On top of the fact that the city is just absolutely stunning, there is a type of creative and innovative energy that I haven’t seen anywhere else in the world. Don’t get me wrong, Dutchies are as blunt as they come but there’s a type of open-mindedness to other cultures you don’t regularly see. For instance, whenever someone asks me a question in Dutch and I respond saying “Sorry, English for me...." 100% of the time their first response is “So sorry!....” and then continue to ask the question in English. Why in hell’s name would they be sorry?! I’m in their country. I think it's safe to say that type of response doesn't happen in the States. Then, when it comes to work, there’s a type of balance where you work hard, but put your computer down at the end of the day and take a class in something you're passionate about, or, enjoy some beers with a friend. It’s the type of city where you’re career is second to you life, not your entire one. For my mental health, I needed a change from New York. I needed a city that sleeps and doesn’t penalize you for doing so. I’m not sure how long I’m going to be here, but it’s the change I needed to make for myself.
So…What’s next? Do you have a plan?
Very much so. I recommend to anyone that is deciding to quit, whether you have another job lined up or not, to have all your ducks in a row before giving your two weeks notice. For me that meant a few things -
Budget Plan: Creating an entire budget with my savings. This covered every dime I’d spend while living abroad.

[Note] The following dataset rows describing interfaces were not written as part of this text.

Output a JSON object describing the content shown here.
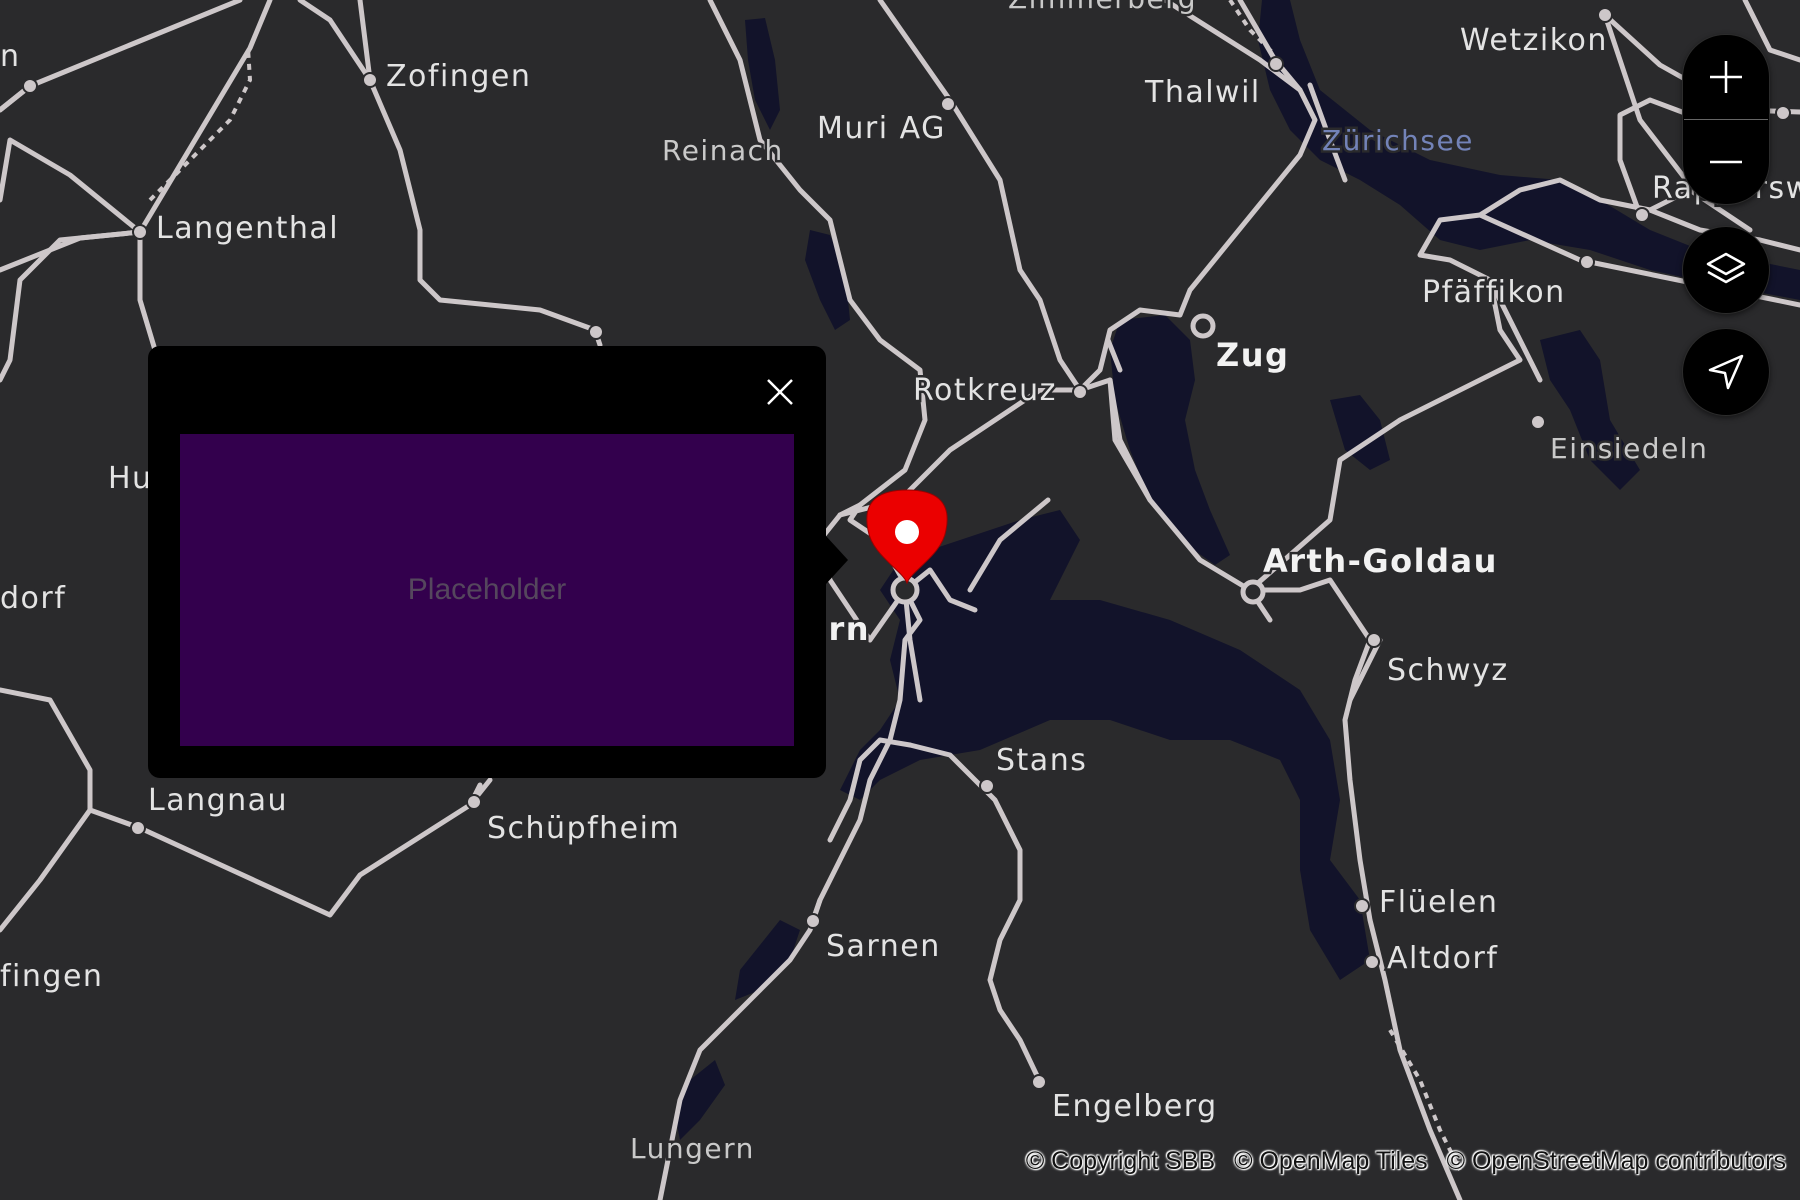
{
  "map": {
    "places": {
      "zimmerberg": "Zimmerberg",
      "wetzikon": "Wetzikon",
      "zofingen": "Zofingen",
      "thalwil": "Thalwil",
      "zurichsee": "Zürichsee",
      "muri": "Muri AG",
      "reinach": "Reinach",
      "langenthal": "Langenthal",
      "pfaffikon": "Pfäffikon",
      "rapperswil": "Rapperswil",
      "zug": "Zug",
      "rotkreuz": "Rotkreuz",
      "einsiedeln": "Einsiedeln",
      "huttwil": "Hu",
      "luzern": "Luzern",
      "arth_goldau": "Arth-Goldau",
      "burgdorf": "dorf",
      "schwyz": "Schwyz",
      "stans": "Stans",
      "langnau": "Langnau",
      "schupfheim": "Schüpfheim",
      "fluelen": "Flüelen",
      "altdorf": "Altdorf",
      "sarnen": "Sarnen",
      "konolfingen": "fingen",
      "engelberg": "Engelberg",
      "lungern": "Lungern",
      "west_edge": "n"
    }
  },
  "controls": {
    "zoom_in_icon": "plus-icon",
    "zoom_out_icon": "minus-icon",
    "layers_icon": "layers-icon",
    "locate_icon": "navigation-arrow-icon"
  },
  "marker": {
    "icon": "map-pin-icon",
    "color": "#eb0000"
  },
  "popup": {
    "close_icon": "close-icon",
    "placeholder": "Placeholder",
    "placeholder_color": "#33004d"
  },
  "attribution": {
    "sbb": "© Copyright SBB",
    "openmaptiles": "© OpenMap Tiles",
    "osm": "© OpenStreetMap contributors"
  }
}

Food, Apartment, Taxi, Bike, Bars, Health Care, Phone etc. etc. etc. This should be nailed down to the last detail and always make sure to add an “MFU” (Major Fuck Up’s) of 15% of the entire budget. Then, you need to follow it and stick to it.
Apartment in New York/Amsterdam: I had to make sure that my current apartment was rented out, some furniture was sold and I had an apartment lined up in Amsterdam. Apartments in Amsterdam can be hard to come by but luckily I had some incredible friends that helped me out. One girlfriend put up a status for me asking of anyone who had a room available and there were more than I knew what to do with. I found a pre-furnished room with roommates for $650 a month and brought 2 suitcases with my clothes and toiletries. The rest I boxed up in New York and put into storage.
Timeline and Goals - Old Company/New Company/Freelance: This was a big one. I created a spreadsheet with all of the companies I wanted to target for both fulltime and freelance work. Some were through connections but a lot - and I mean A LOT - were cold emails to companies just asking if they wanted to get a coffee and hear more about my background. No strings attached. I perfected an email with my resume telling them I was going to be in Amsterdam and sent out at least 10-15 per day. To my surprise, I had a 50% response rate and secured coffees for the first few weeks in Amsterdam. (I would also recommend downloading the plug in “Streak” for Gmail so you can see if people have read you email :) ) Past this, I learned everything there was to know about getting a freelance license in Amsterdam. I can write about it in another post but I can confidentially say I know everything about it. Lastly, I set deadlines. Understanding I need to abide by the visa rules (90-180 Schengen Rule for US Citizens) I gave myself the last possible day to find a full time job and then I need to apply for the Freelance Visa so I can legally stay in the country.
Additionals - Healthcare, Visa etc: Before you quit, make sure you understand your company's policies. What happens with your health care? Do you have to hand a computer and/or phone in? For me, I did some research and came across Cigna. They are an incredible international health care provider for a reasonable cost per month. For my phone and my computer, I made sure to have everything saved and backed up. Remember, your company could tell you to leave on the spot so you need to have everything prepared incase they tell you to get out.
Giving your Two Weeks”: Once all of this was completed, I gave my two weeks and began my adventure. It will be an interesting next few months - we’ll just have to wait and see what happens the next.